[Opening Material for this exercise section]

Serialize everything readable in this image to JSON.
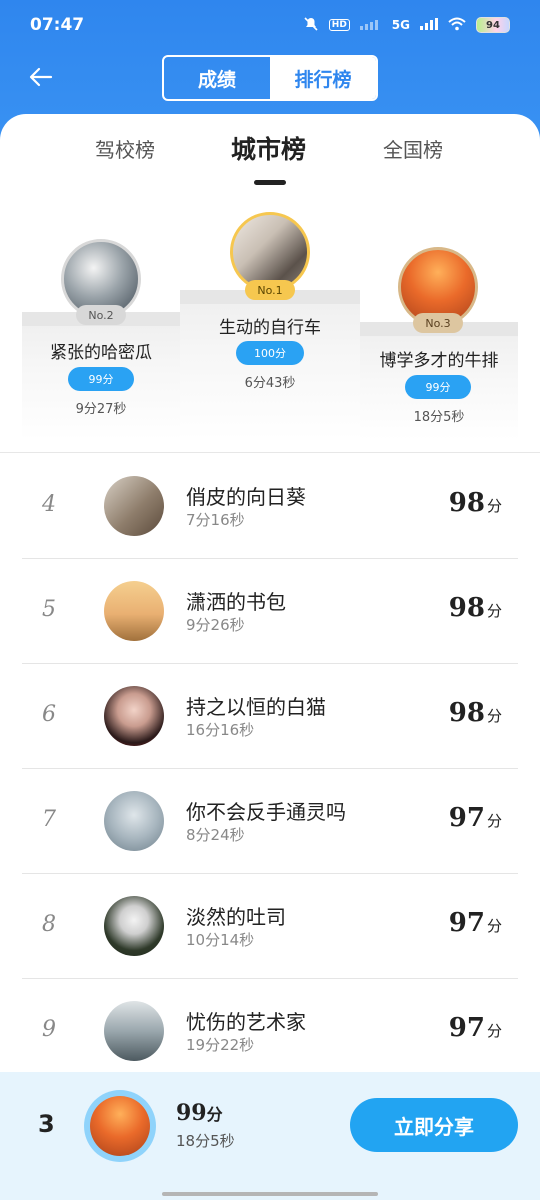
{
  "status_bar": {
    "time": "07:47",
    "network": "5G",
    "battery": "94"
  },
  "header": {
    "segments": [
      {
        "label": "成绩"
      },
      {
        "label": "排行榜"
      }
    ]
  },
  "tabs": [
    {
      "label": "驾校榜"
    },
    {
      "label": "城市榜"
    },
    {
      "label": "全国榜"
    }
  ],
  "podium": {
    "first": {
      "rank": "No.1",
      "name": "生动的自行车",
      "score": "100分",
      "time": "6分43秒"
    },
    "second": {
      "rank": "No.2",
      "name": "紧张的哈密瓜",
      "score": "99分",
      "time": "9分27秒"
    },
    "third": {
      "rank": "No.3",
      "name": "博学多才的牛排",
      "score": "99分",
      "time": "18分5秒"
    }
  },
  "ranking_list": [
    {
      "rank": "4",
      "name": "俏皮的向日葵",
      "time": "7分16秒",
      "score": "98",
      "unit": "分"
    },
    {
      "rank": "5",
      "name": "潇洒的书包",
      "time": "9分26秒",
      "score": "98",
      "unit": "分"
    },
    {
      "rank": "6",
      "name": "持之以恒的白猫",
      "time": "16分16秒",
      "score": "98",
      "unit": "分"
    },
    {
      "rank": "7",
      "name": "你不会反手通灵吗",
      "time": "8分24秒",
      "score": "97",
      "unit": "分"
    },
    {
      "rank": "8",
      "name": "淡然的吐司",
      "time": "10分14秒",
      "score": "97",
      "unit": "分"
    },
    {
      "rank": "9",
      "name": "忧伤的艺术家",
      "time": "19分22秒",
      "score": "97",
      "unit": "分"
    }
  ],
  "my_entry": {
    "rank": "3",
    "score": "99",
    "unit": "分",
    "time": "18分5秒",
    "share_label": "立即分享"
  }
}
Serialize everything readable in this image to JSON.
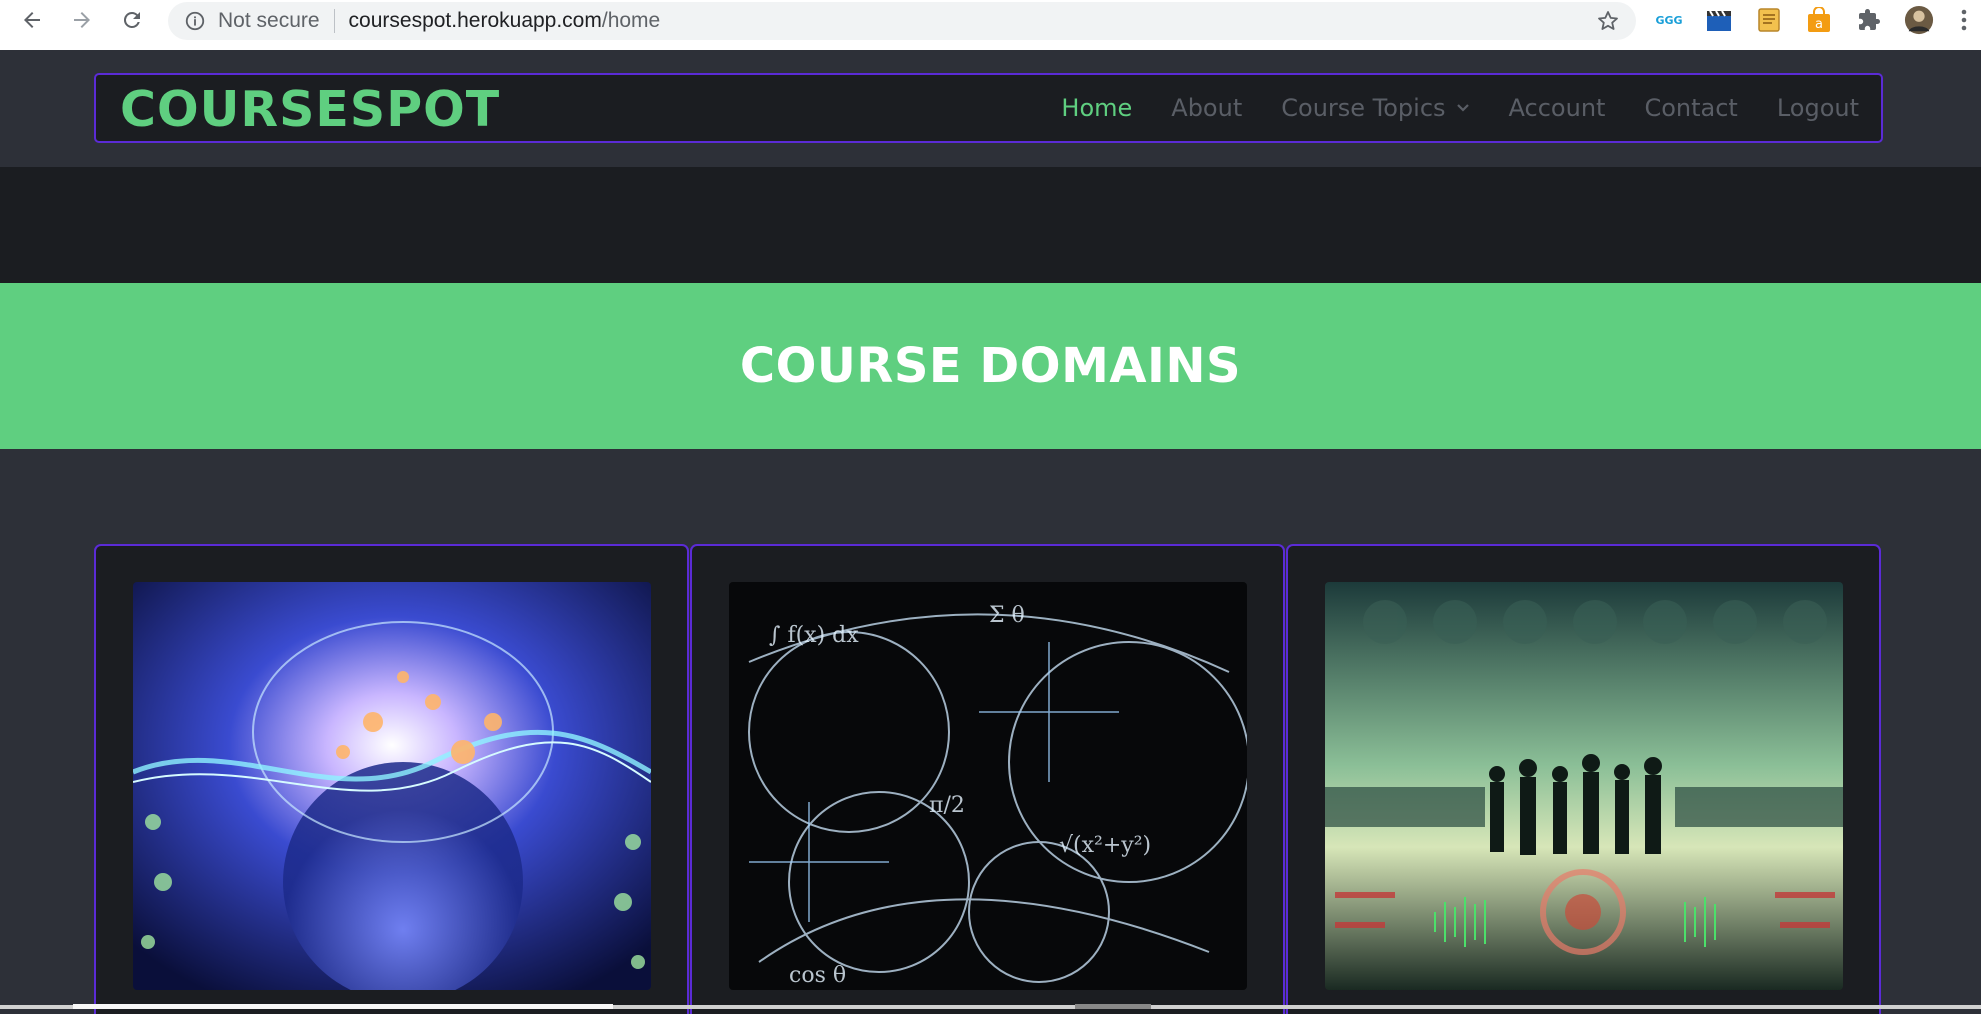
{
  "browser": {
    "security_label": "Not secure",
    "url_host": "coursespot.herokuapp.com",
    "url_path": "/home",
    "extensions": [
      "ggg-icon",
      "clapperboard-icon",
      "notes-icon",
      "shopping-bag-icon",
      "puzzle-icon",
      "profile-avatar"
    ]
  },
  "site": {
    "brand": "COURSESPOT",
    "nav": [
      {
        "label": "Home",
        "active": true
      },
      {
        "label": "About"
      },
      {
        "label": "Course Topics",
        "dropdown": true
      },
      {
        "label": "Account"
      },
      {
        "label": "Contact"
      },
      {
        "label": "Logout"
      }
    ]
  },
  "hero": {
    "title": "COURSE DOMAINS"
  },
  "colors": {
    "accent": "#5fcf80",
    "border": "#5b2bd6",
    "background": "#2d3038",
    "surface": "#1b1d21"
  },
  "cards": [
    {
      "image": "ai-brain-image"
    },
    {
      "image": "math-formulas-image"
    },
    {
      "image": "business-world-image"
    }
  ]
}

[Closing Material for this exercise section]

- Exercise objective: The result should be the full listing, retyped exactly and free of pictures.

- Answer to this exercise:
Serialize everything readable in this image to JSON.
{
  "status_bar": {
    "time": "07:47",
    "network": "5G",
    "battery": "94"
  },
  "header": {
    "segments": [
      {
        "label": "成绩"
      },
      {
        "label": "排行榜"
      }
    ]
  },
  "tabs": [
    {
      "label": "驾校榜"
    },
    {
      "label": "城市榜"
    },
    {
      "label": "全国榜"
    }
  ],
  "podium": {
    "first": {
      "rank": "No.1",
      "name": "生动的自行车",
      "score": "100分",
      "time": "6分43秒"
    },
    "second": {
      "rank": "No.2",
      "name": "紧张的哈密瓜",
      "score": "99分",
      "time": "9分27秒"
    },
    "third": {
      "rank": "No.3",
      "name": "博学多才的牛排",
      "score": "99分",
      "time": "18分5秒"
    }
  },
  "ranking_list": [
    {
      "rank": "4",
      "name": "俏皮的向日葵",
      "time": "7分16秒",
      "score": "98",
      "unit": "分"
    },
    {
      "rank": "5",
      "name": "潇洒的书包",
      "time": "9分26秒",
      "score": "98",
      "unit": "分"
    },
    {
      "rank": "6",
      "name": "持之以恒的白猫",
      "time": "16分16秒",
      "score": "98",
      "unit": "分"
    },
    {
      "rank": "7",
      "name": "你不会反手通灵吗",
      "time": "8分24秒",
      "score": "97",
      "unit": "分"
    },
    {
      "rank": "8",
      "name": "淡然的吐司",
      "time": "10分14秒",
      "score": "97",
      "unit": "分"
    },
    {
      "rank": "9",
      "name": "忧伤的艺术家",
      "time": "19分22秒",
      "score": "97",
      "unit": "分"
    }
  ],
  "my_entry": {
    "rank": "3",
    "score": "99",
    "unit": "分",
    "time": "18分5秒",
    "share_label": "立即分享"
  }
}
Serialize everything readable in this image to JSON.
{
  "browser": {
    "security_label": "Not secure",
    "url_host": "coursespot.herokuapp.com",
    "url_path": "/home",
    "extensions": [
      "ggg-icon",
      "clapperboard-icon",
      "notes-icon",
      "shopping-bag-icon",
      "puzzle-icon",
      "profile-avatar"
    ]
  },
  "site": {
    "brand": "COURSESPOT",
    "nav": [
      {
        "label": "Home",
        "active": true
      },
      {
        "label": "About"
      },
      {
        "label": "Course Topics",
        "dropdown": true
      },
      {
        "label": "Account"
      },
      {
        "label": "Contact"
      },
      {
        "label": "Logout"
      }
    ]
  },
  "hero": {
    "title": "COURSE DOMAINS"
  },
  "colors": {
    "accent": "#5fcf80",
    "border": "#5b2bd6",
    "background": "#2d3038",
    "surface": "#1b1d21"
  },
  "cards": [
    {
      "image": "ai-brain-image"
    },
    {
      "image": "math-formulas-image"
    },
    {
      "image": "business-world-image"
    }
  ]
}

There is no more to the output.